She calls Mikoh the “perfect partnership,” since it provides both balance and autonomy. The manufacturing is done in Indonesia’s island of the gods, in Bali.
Kalani’s side of Mikoh extends beyond just numbers. Her role encompasses multiple areas of the business, including the marketing, production and working with vendors.
“It’s been a learning experience for both of us, learning how to communicate with people,” she said. “It’s a little bit of everything. We bounce ideas of each other. It’s nice to be in business with your best friend and get to travel around the world together.”
Oleema said the two working together hasn’t changed their relationship much.

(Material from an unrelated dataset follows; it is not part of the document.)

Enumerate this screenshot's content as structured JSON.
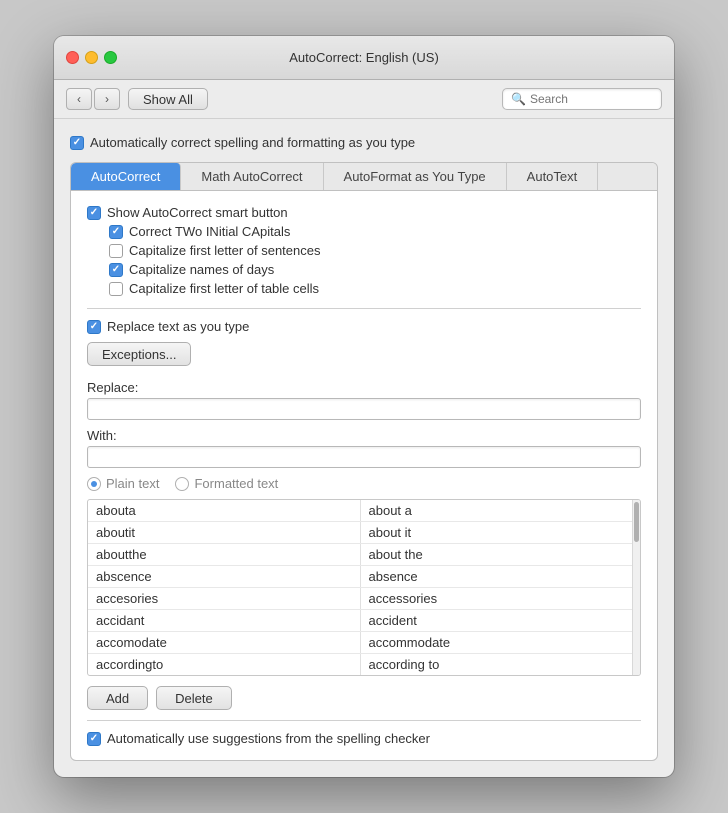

“If anything, we’ve gotten closer,” she said. “Growing up, we were just a grade apart, so all the after school activities, we all did together. It’s fun to watch us both evolve as women and in our personal lives.”
Jim Miller, who owns Coastal Surroundings, a San Clemente landscape architecture company, said his daughters have largely figured out the business side on their own, though he and Charlene are willing to provide advice when it’s asked for.
“They’ve earned everything,” Jim said. “No one handed them anything. They had to work for it.”
Jim first realized where things might be headed in the direction they did after Oleema finished high school. Kalani was in college at UC Santa Barbara and Oleema was still trying to figure out what she wanted to do.
“The epiphany came when Oleema asked me to look at some drawings she’d done of bathing suits, and here were several pages, front and back,” he said. “I told her ‘Wow, that’s really good.’ And the light bulb went off.”
The sisters’ older brother, Jason, is also involved in the business full-time, largely handling web design. Younger sister Hana is finishing school but the girls are “definitely trying to draft her” into joining the business when she finishes.
“Every day is a learning experience,” Kalani said. “We’ve never had a company before. This is our first go at it, so everything we do, we’re new to it. Every day we’re learning a new skill. We’ve made mistakes, but they’re just lessons. We’ve learned how to process it together and not make the same mistakes.”
Oleema said the sisters’ hometown is obviously a major point behind the brand, which uses the first two letters of their last name, with the initials for each sister, including younger sister Hana.
“San Clemente is definitely the quintessential beach,” Oleema said. “We grew up surfing, across from Lasuens beach. We’ve been wearing bikinis our entire lives and grew up in a very creative household, so there was an emphasis to do something creative and independent.”
The Mikoh girl, she said, is reflective of that, of a small-town girl trying to conquer the big world. She said the company can be a lesson for others about doing what you can to make what you want happen.
“There’s so much opportunity for something out there if that’s what you want to do,” Oleema said.
Kalani says no matter where the business takes the Millers, San Clemente will always be with the both of them.
“I think San Clemente is always going to be our home. We always end up coming back,” Kalani said. “That’s where our family is, and there’s definitely no place like home.”